This Article offers a theory of nuisance law based on information costs. Like trespass, much of the law of nuisance relies on a strategy of exclusion in which rights are defined using low-cost signals like boundary crossings that are only indirectly tied to particular uses. Nuisance law also supplements and fine-tunes this Blackstonian package of entitlements by means of a governance strategy, which relies on signals more directly tailored to particular uses. The information-cost advantage of strategies close to the exclusion end of the spectrum helps explain why, despite repeated calls for more balancing, nuisance law focuses on who caused invasions of whose land. Also consistent with an exclusion strategy are the staying power of traditional nonreciprocal notions of causation and the virtual nonexistence in nuisance of Rule 4 liability rules, under which plaintiffs would be permitted to invoke the law to force the polluter either to abate or shut down upon payment of the polluter’s damages. Applying Hohfeldian analysis, the Article shows that the common law gives polluters at most a privilege to pollute and that Rule 4 does not refine the basic exclusion regime but rather undermines it. The general question becomes when to soften exclusion with governance and the Article concludes by arguing that, in situations such as oil and gas fields and Boomer-style pollution cases with numerous victims, only small judicial governance-style safety valves are necessary, especially if legislative and administrative solutions are forthcoming. More generally, the information-cost theory of nuisance brings the utilitarian and corrective justice approaches to nuisance closer together. Nuisance law is not a mess or mystery but does contain within it the inflection point between exclusion and governance.
Click on a link below to access the full text of this article.
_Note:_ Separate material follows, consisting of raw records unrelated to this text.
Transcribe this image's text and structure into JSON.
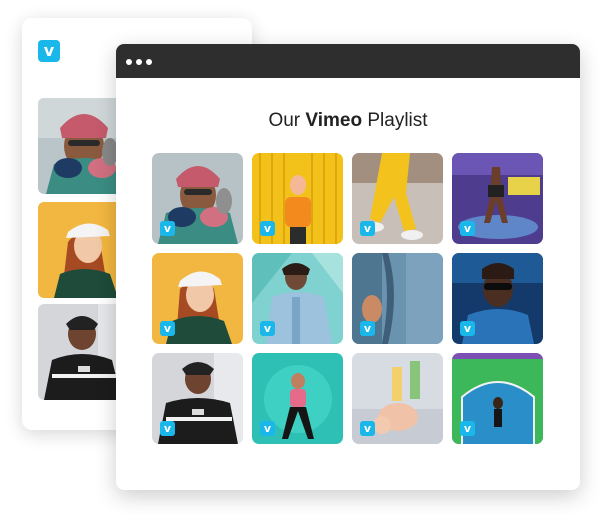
{
  "brand": {
    "logo_glyph": "v",
    "accent": "#1ab7ea"
  },
  "playlist": {
    "title_prefix": "Our",
    "title_brand": "Vimeo",
    "title_suffix": "Playlist"
  },
  "back_card": {
    "items": [
      {
        "subject": "man-beanie-neck-pillow"
      },
      {
        "subject": "woman-white-cap"
      },
      {
        "subject": "man-black-jacket"
      }
    ]
  },
  "videos": [
    {
      "subject": "man-beanie-neck-pillow"
    },
    {
      "subject": "person-yellow-backpack"
    },
    {
      "subject": "yellow-pants-sneakers"
    },
    {
      "subject": "handstand-purple-wall"
    },
    {
      "subject": "woman-white-cap"
    },
    {
      "subject": "man-denim-jacket"
    },
    {
      "subject": "hand-in-pocket"
    },
    {
      "subject": "woman-sunglasses-blue"
    },
    {
      "subject": "man-black-jacket"
    },
    {
      "subject": "woman-teal-background"
    },
    {
      "subject": "baby-on-blanket"
    },
    {
      "subject": "person-basketball-court"
    }
  ]
}
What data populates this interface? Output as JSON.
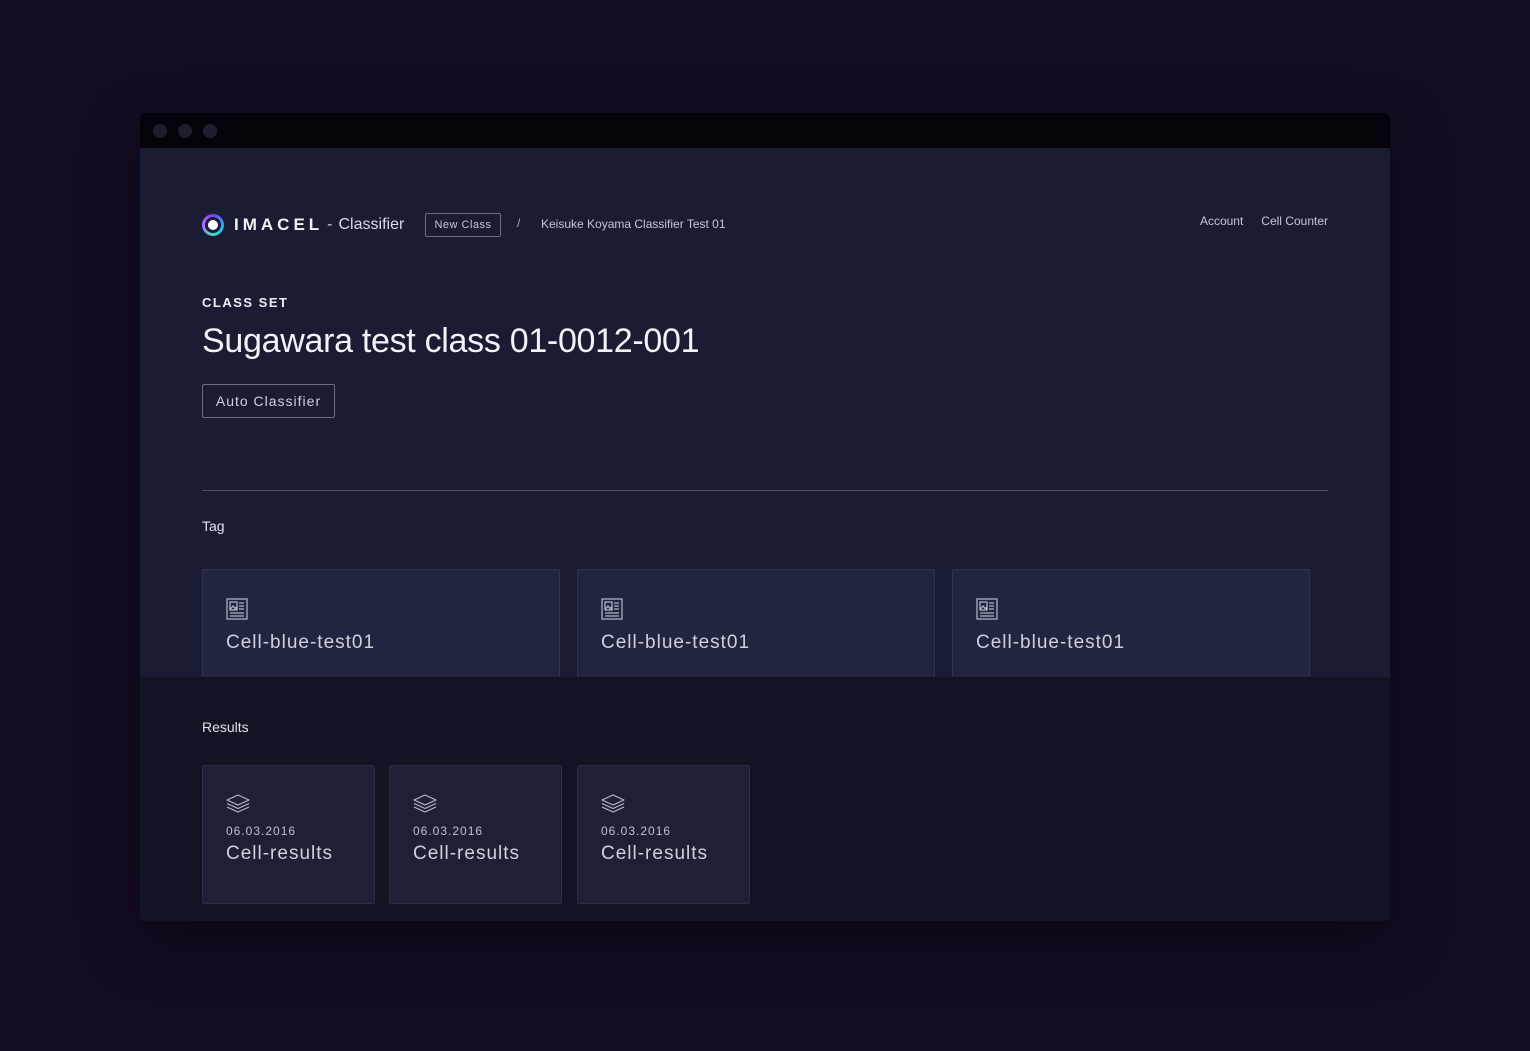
{
  "header": {
    "brand": "IMACEL",
    "separator": "-",
    "product": "Classifier",
    "new_class_label": "New Class",
    "breadcrumb_separator": "/",
    "breadcrumb_item": "Keisuke Koyama Classifier Test 01",
    "nav": [
      "Account",
      "Cell Counter"
    ]
  },
  "class_set": {
    "overline": "CLASS SET",
    "title": "Sugawara test class 01-0012-001",
    "auto_classifier_label": "Auto Classifier"
  },
  "tags": {
    "label": "Tag",
    "items": [
      {
        "name": "Cell-blue-test01",
        "icon": "image-document-icon"
      },
      {
        "name": "Cell-blue-test01",
        "icon": "image-document-icon"
      },
      {
        "name": "Cell-blue-test01",
        "icon": "image-document-icon"
      }
    ]
  },
  "results": {
    "label": "Results",
    "items": [
      {
        "date": "06.03.2016",
        "name": "Cell-results",
        "icon": "layers-icon"
      },
      {
        "date": "06.03.2016",
        "name": "Cell-results",
        "icon": "layers-icon"
      },
      {
        "date": "06.03.2016",
        "name": "Cell-results",
        "icon": "layers-icon"
      }
    ]
  },
  "colors": {
    "page_background": "#150c22",
    "main_panel": "#1a1c33",
    "results_panel": "#121424",
    "card": "#22253f"
  }
}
These are third-party content providers and may require a separate subscription for access.